• Your instructions: Without including any pictures, give back all of the data exactly.

• Input material:
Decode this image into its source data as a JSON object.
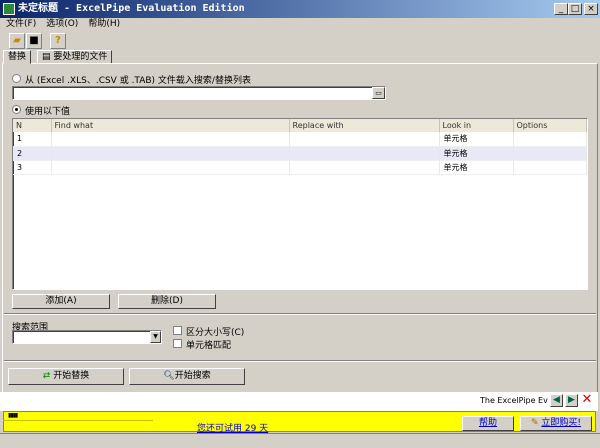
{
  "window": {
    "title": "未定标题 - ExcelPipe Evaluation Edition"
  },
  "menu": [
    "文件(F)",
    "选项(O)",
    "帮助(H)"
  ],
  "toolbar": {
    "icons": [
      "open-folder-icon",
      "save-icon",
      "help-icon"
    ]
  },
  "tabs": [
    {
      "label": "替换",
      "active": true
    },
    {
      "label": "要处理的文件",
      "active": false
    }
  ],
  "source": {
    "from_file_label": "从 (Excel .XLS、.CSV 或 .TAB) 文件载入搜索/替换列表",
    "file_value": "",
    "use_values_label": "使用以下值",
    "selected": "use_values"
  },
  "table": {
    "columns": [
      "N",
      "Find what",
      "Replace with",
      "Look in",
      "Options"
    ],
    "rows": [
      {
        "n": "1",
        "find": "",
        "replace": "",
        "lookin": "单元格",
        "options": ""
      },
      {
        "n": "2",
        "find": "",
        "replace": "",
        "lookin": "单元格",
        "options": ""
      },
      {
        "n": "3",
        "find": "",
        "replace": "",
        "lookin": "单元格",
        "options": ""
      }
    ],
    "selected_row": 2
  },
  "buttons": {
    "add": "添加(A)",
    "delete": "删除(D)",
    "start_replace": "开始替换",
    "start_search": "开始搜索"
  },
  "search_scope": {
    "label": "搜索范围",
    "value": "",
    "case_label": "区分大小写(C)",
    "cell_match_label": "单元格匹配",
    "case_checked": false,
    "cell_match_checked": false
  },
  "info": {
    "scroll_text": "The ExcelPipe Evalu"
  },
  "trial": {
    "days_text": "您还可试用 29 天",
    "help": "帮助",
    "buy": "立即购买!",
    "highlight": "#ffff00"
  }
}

• Completed task:
Decode this image into its source data as a JSON object.
{
  "window": {
    "title": "未定标题 - ExcelPipe Evaluation Edition"
  },
  "menu": [
    "文件(F)",
    "选项(O)",
    "帮助(H)"
  ],
  "toolbar": {
    "icons": [
      "open-folder-icon",
      "save-icon",
      "help-icon"
    ]
  },
  "tabs": [
    {
      "label": "替换",
      "active": true
    },
    {
      "label": "要处理的文件",
      "active": false
    }
  ],
  "source": {
    "from_file_label": "从 (Excel .XLS、.CSV 或 .TAB) 文件载入搜索/替换列表",
    "file_value": "",
    "use_values_label": "使用以下值",
    "selected": "use_values"
  },
  "table": {
    "columns": [
      "N",
      "Find what",
      "Replace with",
      "Look in",
      "Options"
    ],
    "rows": [
      {
        "n": "1",
        "find": "",
        "replace": "",
        "lookin": "单元格",
        "options": ""
      },
      {
        "n": "2",
        "find": "",
        "replace": "",
        "lookin": "单元格",
        "options": ""
      },
      {
        "n": "3",
        "find": "",
        "replace": "",
        "lookin": "单元格",
        "options": ""
      }
    ],
    "selected_row": 2
  },
  "buttons": {
    "add": "添加(A)",
    "delete": "删除(D)",
    "start_replace": "开始替换",
    "start_search": "开始搜索"
  },
  "search_scope": {
    "label": "搜索范围",
    "value": "",
    "case_label": "区分大小写(C)",
    "cell_match_label": "单元格匹配",
    "case_checked": false,
    "cell_match_checked": false
  },
  "info": {
    "scroll_text": "The ExcelPipe Evalu"
  },
  "trial": {
    "days_text": "您还可试用 29 天",
    "help": "帮助",
    "buy": "立即购买!",
    "highlight": "#ffff00"
  }
}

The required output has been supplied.